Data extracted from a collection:

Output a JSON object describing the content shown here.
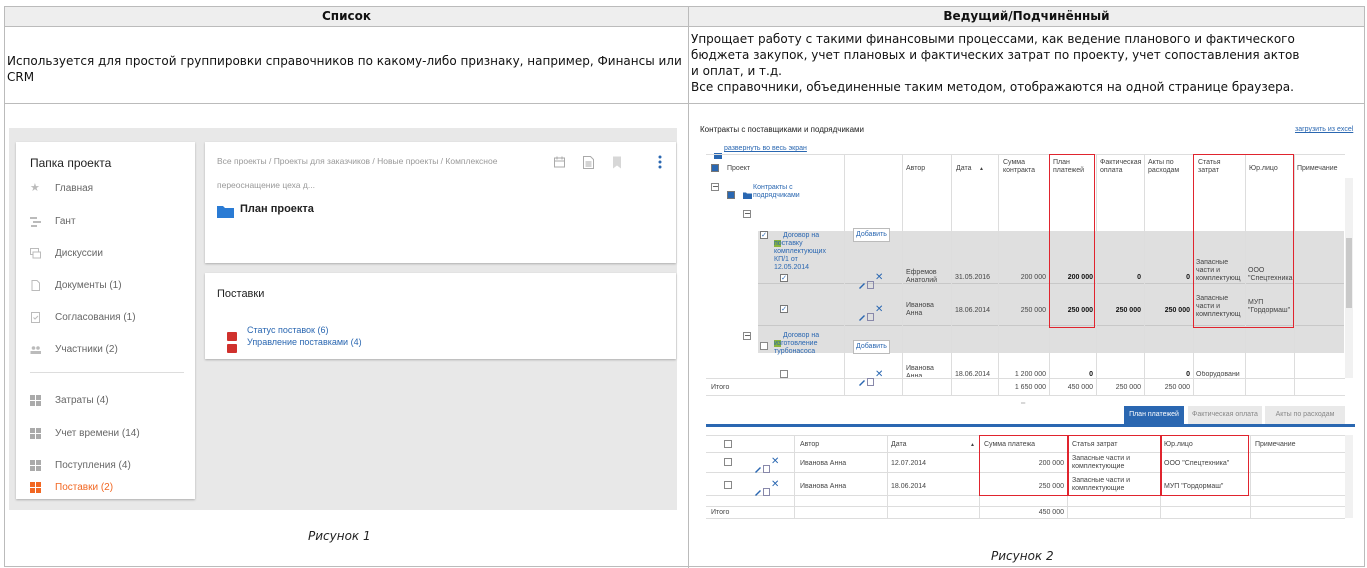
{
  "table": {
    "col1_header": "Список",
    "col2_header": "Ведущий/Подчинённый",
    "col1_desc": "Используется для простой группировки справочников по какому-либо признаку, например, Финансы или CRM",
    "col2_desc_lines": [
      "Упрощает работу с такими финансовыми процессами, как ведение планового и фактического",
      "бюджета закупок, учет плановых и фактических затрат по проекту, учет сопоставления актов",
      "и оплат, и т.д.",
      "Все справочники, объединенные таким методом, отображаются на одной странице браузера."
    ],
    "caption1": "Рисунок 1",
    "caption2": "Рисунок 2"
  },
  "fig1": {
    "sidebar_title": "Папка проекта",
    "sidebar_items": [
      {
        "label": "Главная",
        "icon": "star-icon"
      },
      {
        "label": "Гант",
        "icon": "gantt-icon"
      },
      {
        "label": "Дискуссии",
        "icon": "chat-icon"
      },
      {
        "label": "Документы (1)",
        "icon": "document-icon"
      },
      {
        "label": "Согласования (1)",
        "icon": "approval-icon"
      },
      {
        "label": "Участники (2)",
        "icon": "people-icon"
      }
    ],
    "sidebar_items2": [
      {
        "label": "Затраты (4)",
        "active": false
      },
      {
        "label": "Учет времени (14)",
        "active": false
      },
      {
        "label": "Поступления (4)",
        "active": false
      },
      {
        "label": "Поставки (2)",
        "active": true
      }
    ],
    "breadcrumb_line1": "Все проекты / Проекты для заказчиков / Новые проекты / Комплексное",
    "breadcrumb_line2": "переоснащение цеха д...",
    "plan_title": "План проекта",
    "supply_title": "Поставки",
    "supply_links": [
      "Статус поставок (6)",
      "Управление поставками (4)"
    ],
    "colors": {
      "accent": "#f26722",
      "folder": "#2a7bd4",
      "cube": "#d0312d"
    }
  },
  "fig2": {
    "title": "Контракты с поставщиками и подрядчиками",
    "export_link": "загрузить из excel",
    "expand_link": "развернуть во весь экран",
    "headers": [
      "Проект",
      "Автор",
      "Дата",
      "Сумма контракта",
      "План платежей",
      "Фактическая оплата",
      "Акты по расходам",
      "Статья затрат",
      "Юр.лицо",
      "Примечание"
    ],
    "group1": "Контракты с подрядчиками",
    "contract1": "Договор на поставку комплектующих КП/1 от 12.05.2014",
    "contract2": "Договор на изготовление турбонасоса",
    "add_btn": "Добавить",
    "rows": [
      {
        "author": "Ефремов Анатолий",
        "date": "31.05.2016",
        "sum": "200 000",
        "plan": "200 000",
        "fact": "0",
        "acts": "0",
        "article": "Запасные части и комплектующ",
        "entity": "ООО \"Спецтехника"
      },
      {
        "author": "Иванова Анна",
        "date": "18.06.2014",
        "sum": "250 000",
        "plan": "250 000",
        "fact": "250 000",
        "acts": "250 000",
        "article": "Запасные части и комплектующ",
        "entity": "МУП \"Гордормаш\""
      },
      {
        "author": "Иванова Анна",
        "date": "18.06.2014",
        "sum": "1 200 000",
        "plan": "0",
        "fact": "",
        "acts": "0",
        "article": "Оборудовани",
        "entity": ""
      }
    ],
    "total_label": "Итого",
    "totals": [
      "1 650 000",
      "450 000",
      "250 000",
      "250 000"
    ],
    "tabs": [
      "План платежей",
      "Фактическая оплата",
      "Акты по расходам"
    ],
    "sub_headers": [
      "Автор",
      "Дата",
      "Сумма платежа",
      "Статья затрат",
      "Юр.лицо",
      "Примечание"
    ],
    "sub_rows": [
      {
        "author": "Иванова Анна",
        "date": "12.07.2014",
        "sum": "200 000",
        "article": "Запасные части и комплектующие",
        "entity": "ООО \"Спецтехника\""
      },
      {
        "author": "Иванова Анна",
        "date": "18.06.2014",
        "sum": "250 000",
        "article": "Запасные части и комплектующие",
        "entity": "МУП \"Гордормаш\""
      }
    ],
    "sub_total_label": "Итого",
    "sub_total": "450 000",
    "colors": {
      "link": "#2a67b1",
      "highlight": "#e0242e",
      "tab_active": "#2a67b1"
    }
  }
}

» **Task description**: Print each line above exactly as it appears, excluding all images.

» **Response box**:
Output a JSON object describing the content shown here.
{
  "table": {
    "col1_header": "Список",
    "col2_header": "Ведущий/Подчинённый",
    "col1_desc": "Используется для простой группировки справочников по какому-либо признаку, например, Финансы или CRM",
    "col2_desc_lines": [
      "Упрощает работу с такими финансовыми процессами, как ведение планового и фактического",
      "бюджета закупок, учет плановых и фактических затрат по проекту, учет сопоставления актов",
      "и оплат, и т.д.",
      "Все справочники, объединенные таким методом, отображаются на одной странице браузера."
    ],
    "caption1": "Рисунок 1",
    "caption2": "Рисунок 2"
  },
  "fig1": {
    "sidebar_title": "Папка проекта",
    "sidebar_items": [
      {
        "label": "Главная",
        "icon": "star-icon"
      },
      {
        "label": "Гант",
        "icon": "gantt-icon"
      },
      {
        "label": "Дискуссии",
        "icon": "chat-icon"
      },
      {
        "label": "Документы (1)",
        "icon": "document-icon"
      },
      {
        "label": "Согласования (1)",
        "icon": "approval-icon"
      },
      {
        "label": "Участники (2)",
        "icon": "people-icon"
      }
    ],
    "sidebar_items2": [
      {
        "label": "Затраты (4)",
        "active": false
      },
      {
        "label": "Учет времени (14)",
        "active": false
      },
      {
        "label": "Поступления (4)",
        "active": false
      },
      {
        "label": "Поставки (2)",
        "active": true
      }
    ],
    "breadcrumb_line1": "Все проекты / Проекты для заказчиков / Новые проекты / Комплексное",
    "breadcrumb_line2": "переоснащение цеха д...",
    "plan_title": "План проекта",
    "supply_title": "Поставки",
    "supply_links": [
      "Статус поставок (6)",
      "Управление поставками (4)"
    ],
    "colors": {
      "accent": "#f26722",
      "folder": "#2a7bd4",
      "cube": "#d0312d"
    }
  },
  "fig2": {
    "title": "Контракты с поставщиками и подрядчиками",
    "export_link": "загрузить из excel",
    "expand_link": "развернуть во весь экран",
    "headers": [
      "Проект",
      "Автор",
      "Дата",
      "Сумма контракта",
      "План платежей",
      "Фактическая оплата",
      "Акты по расходам",
      "Статья затрат",
      "Юр.лицо",
      "Примечание"
    ],
    "group1": "Контракты с подрядчиками",
    "contract1": "Договор на поставку комплектующих КП/1 от 12.05.2014",
    "contract2": "Договор на изготовление турбонасоса",
    "add_btn": "Добавить",
    "rows": [
      {
        "author": "Ефремов Анатолий",
        "date": "31.05.2016",
        "sum": "200 000",
        "plan": "200 000",
        "fact": "0",
        "acts": "0",
        "article": "Запасные части и комплектующ",
        "entity": "ООО \"Спецтехника"
      },
      {
        "author": "Иванова Анна",
        "date": "18.06.2014",
        "sum": "250 000",
        "plan": "250 000",
        "fact": "250 000",
        "acts": "250 000",
        "article": "Запасные части и комплектующ",
        "entity": "МУП \"Гордормаш\""
      },
      {
        "author": "Иванова Анна",
        "date": "18.06.2014",
        "sum": "1 200 000",
        "plan": "0",
        "fact": "",
        "acts": "0",
        "article": "Оборудовани",
        "entity": ""
      }
    ],
    "total_label": "Итого",
    "totals": [
      "1 650 000",
      "450 000",
      "250 000",
      "250 000"
    ],
    "tabs": [
      "План платежей",
      "Фактическая оплата",
      "Акты по расходам"
    ],
    "sub_headers": [
      "Автор",
      "Дата",
      "Сумма платежа",
      "Статья затрат",
      "Юр.лицо",
      "Примечание"
    ],
    "sub_rows": [
      {
        "author": "Иванова Анна",
        "date": "12.07.2014",
        "sum": "200 000",
        "article": "Запасные части и комплектующие",
        "entity": "ООО \"Спецтехника\""
      },
      {
        "author": "Иванова Анна",
        "date": "18.06.2014",
        "sum": "250 000",
        "article": "Запасные части и комплектующие",
        "entity": "МУП \"Гордормаш\""
      }
    ],
    "sub_total_label": "Итого",
    "sub_total": "450 000",
    "colors": {
      "link": "#2a67b1",
      "highlight": "#e0242e",
      "tab_active": "#2a67b1"
    }
  }
}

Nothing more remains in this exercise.